* _What the task asks_: Report, in full, each line of the material below in which the string "into" occurs.

━━━━━━

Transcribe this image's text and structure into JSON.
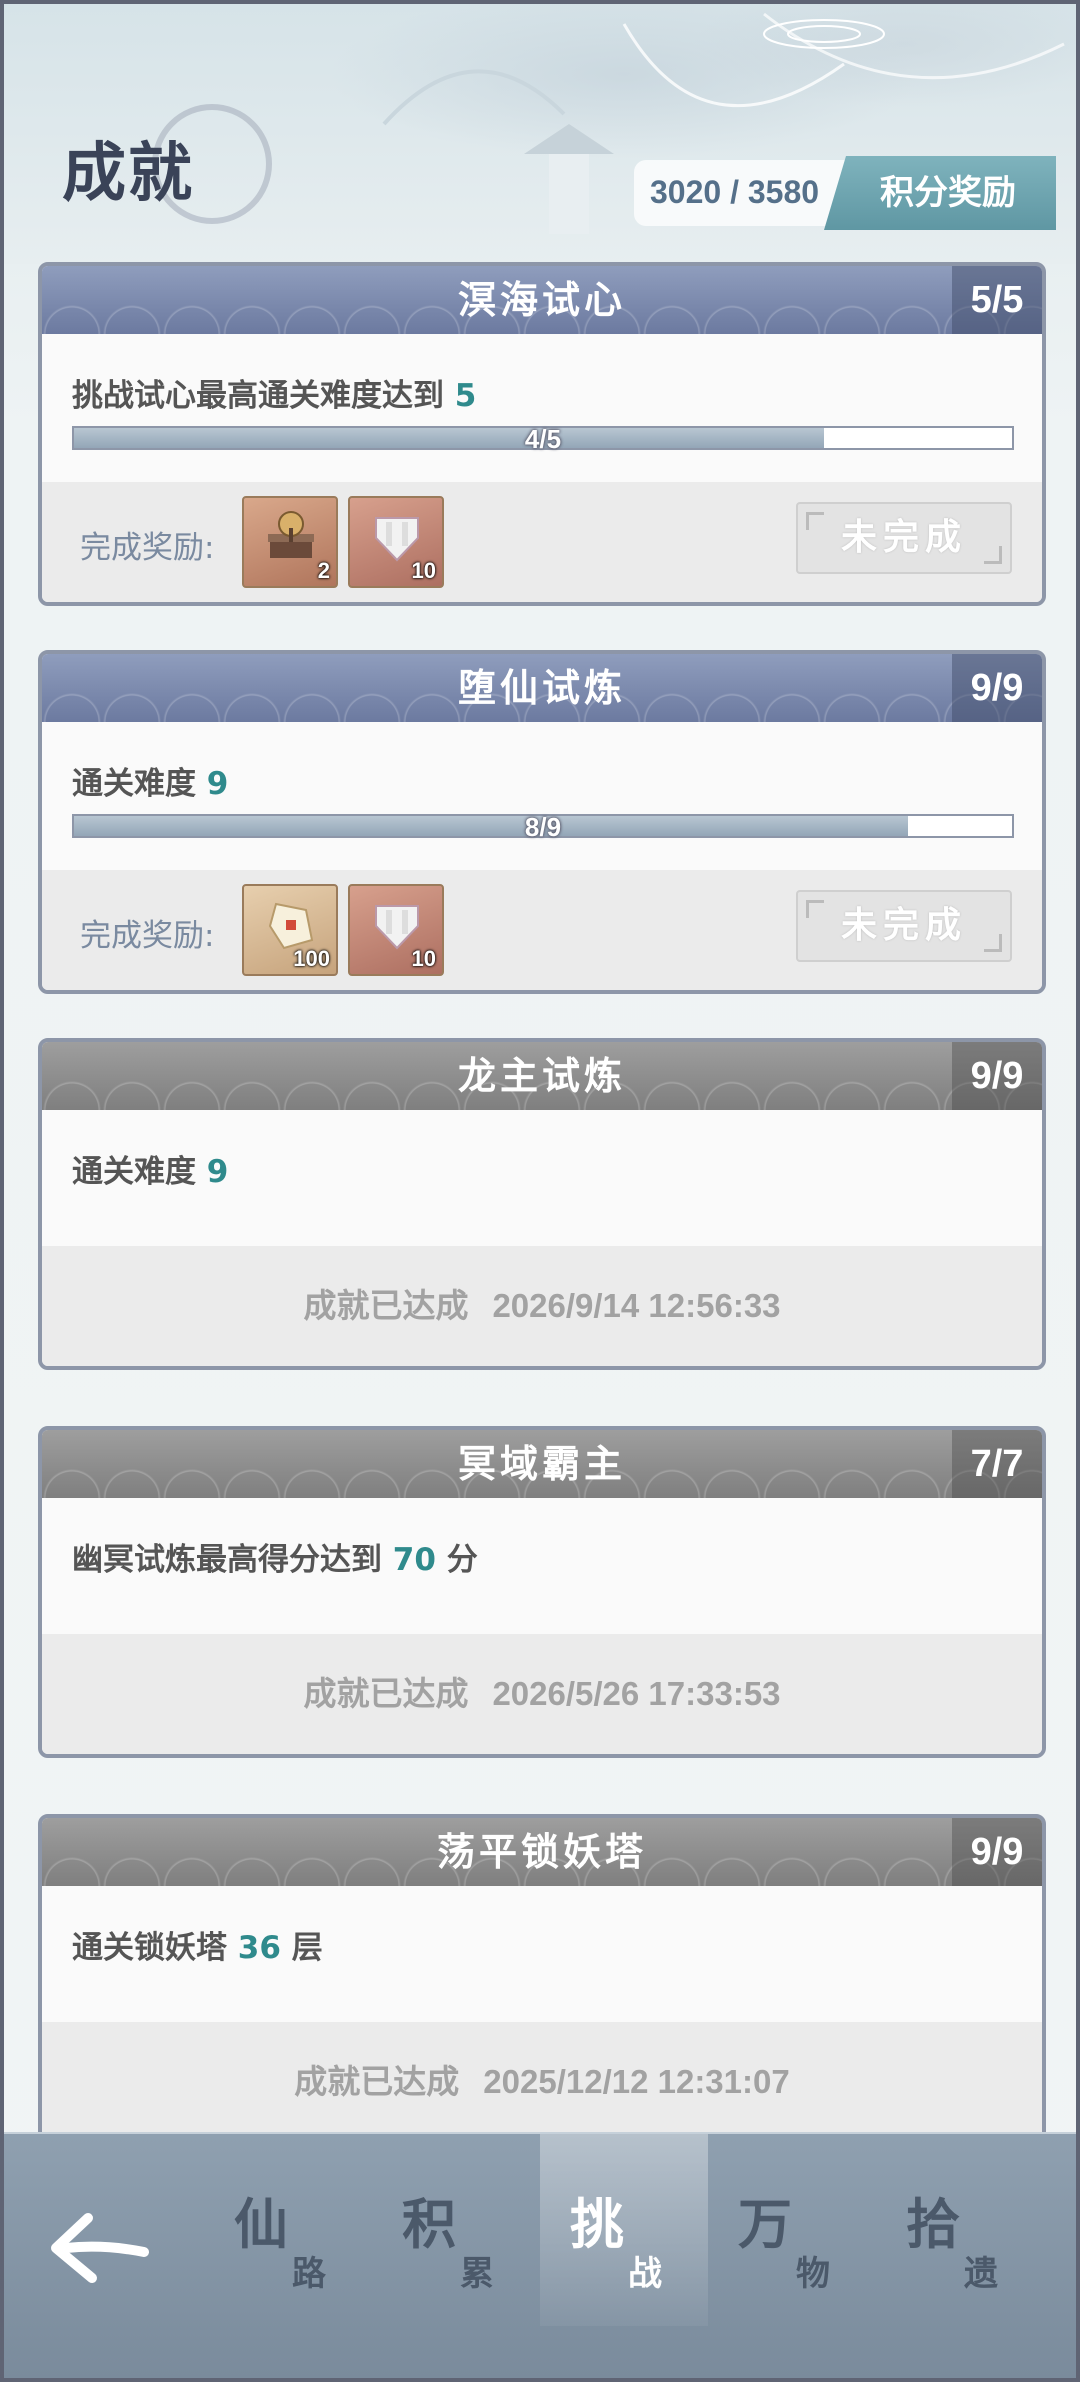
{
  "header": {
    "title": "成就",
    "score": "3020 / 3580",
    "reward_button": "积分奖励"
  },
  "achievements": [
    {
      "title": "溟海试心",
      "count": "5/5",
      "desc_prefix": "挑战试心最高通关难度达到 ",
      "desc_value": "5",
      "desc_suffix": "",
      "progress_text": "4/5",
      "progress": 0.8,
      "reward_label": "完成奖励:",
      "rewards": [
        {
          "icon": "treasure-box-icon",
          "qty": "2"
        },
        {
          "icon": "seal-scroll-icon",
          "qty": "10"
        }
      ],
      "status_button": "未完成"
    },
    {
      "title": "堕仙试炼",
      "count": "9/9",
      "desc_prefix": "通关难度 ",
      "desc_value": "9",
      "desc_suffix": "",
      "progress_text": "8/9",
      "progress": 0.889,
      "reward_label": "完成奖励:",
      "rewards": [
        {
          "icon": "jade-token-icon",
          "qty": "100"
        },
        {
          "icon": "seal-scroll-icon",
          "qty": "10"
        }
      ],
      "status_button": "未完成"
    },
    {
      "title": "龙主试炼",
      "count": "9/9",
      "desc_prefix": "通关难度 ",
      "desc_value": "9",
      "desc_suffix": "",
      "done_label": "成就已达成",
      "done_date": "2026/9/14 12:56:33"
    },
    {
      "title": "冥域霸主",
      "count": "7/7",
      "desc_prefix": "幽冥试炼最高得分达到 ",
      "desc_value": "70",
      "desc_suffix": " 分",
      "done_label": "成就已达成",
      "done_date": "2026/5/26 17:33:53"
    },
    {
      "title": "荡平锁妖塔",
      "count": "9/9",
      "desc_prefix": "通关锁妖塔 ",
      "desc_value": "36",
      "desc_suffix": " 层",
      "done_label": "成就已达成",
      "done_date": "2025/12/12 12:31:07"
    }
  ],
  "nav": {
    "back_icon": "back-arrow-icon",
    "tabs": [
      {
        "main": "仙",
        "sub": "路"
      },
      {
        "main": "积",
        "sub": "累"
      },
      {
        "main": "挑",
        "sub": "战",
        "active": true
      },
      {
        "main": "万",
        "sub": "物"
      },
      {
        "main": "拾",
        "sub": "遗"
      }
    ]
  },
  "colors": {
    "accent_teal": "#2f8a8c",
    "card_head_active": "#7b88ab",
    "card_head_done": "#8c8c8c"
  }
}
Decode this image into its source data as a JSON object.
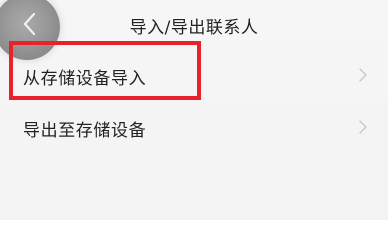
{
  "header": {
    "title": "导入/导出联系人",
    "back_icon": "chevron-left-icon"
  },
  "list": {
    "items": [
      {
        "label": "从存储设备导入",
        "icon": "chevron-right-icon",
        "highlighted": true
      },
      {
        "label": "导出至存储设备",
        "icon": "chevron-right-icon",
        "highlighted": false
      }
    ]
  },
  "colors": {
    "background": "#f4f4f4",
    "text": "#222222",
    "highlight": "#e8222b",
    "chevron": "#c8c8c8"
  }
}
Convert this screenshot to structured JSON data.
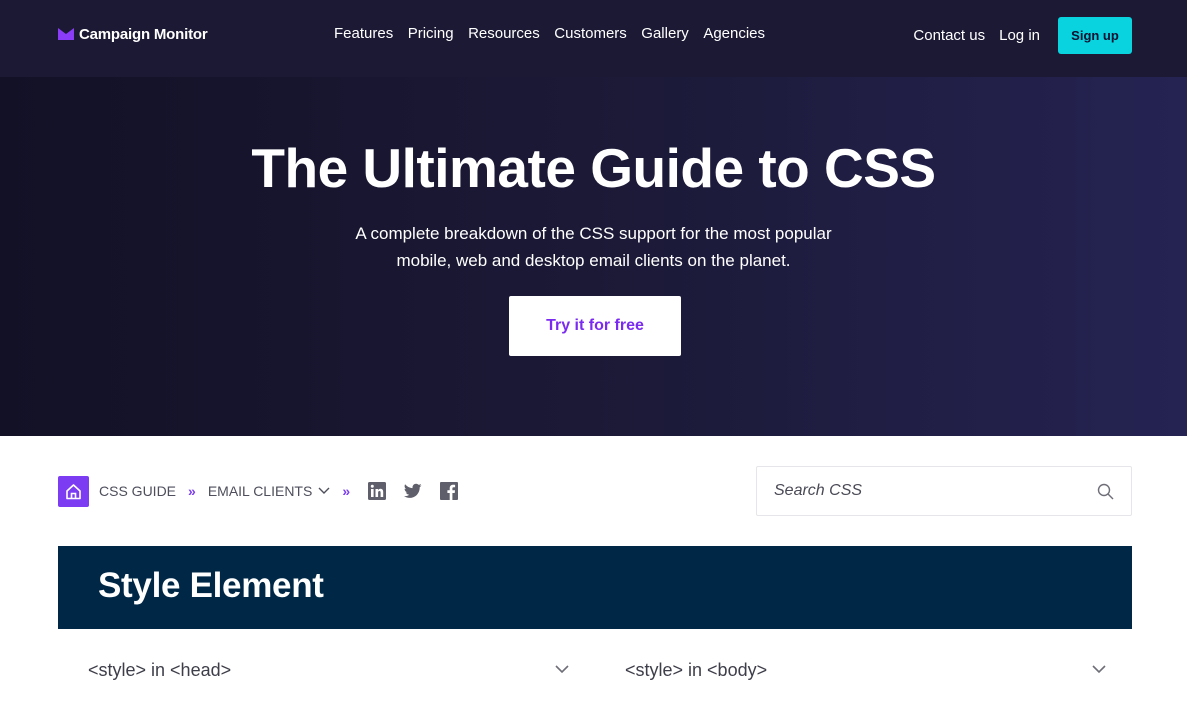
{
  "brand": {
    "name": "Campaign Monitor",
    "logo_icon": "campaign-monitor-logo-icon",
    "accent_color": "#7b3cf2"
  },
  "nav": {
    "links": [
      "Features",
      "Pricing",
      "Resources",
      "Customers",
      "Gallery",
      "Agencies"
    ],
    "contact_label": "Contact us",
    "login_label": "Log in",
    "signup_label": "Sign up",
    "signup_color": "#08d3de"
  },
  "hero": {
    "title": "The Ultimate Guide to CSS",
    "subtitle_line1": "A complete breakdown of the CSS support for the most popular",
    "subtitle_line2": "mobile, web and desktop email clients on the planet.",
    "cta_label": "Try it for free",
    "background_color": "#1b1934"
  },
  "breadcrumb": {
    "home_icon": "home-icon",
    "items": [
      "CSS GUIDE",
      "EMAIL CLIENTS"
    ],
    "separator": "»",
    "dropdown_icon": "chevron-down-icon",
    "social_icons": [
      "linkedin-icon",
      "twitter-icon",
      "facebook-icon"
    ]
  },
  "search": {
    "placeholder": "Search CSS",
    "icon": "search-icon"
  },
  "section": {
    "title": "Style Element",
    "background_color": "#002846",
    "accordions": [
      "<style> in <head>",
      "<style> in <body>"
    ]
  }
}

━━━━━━

* _Response_:
Transcribe this image's text and structure into JSON.
Decode this image into its source data as a JSON object.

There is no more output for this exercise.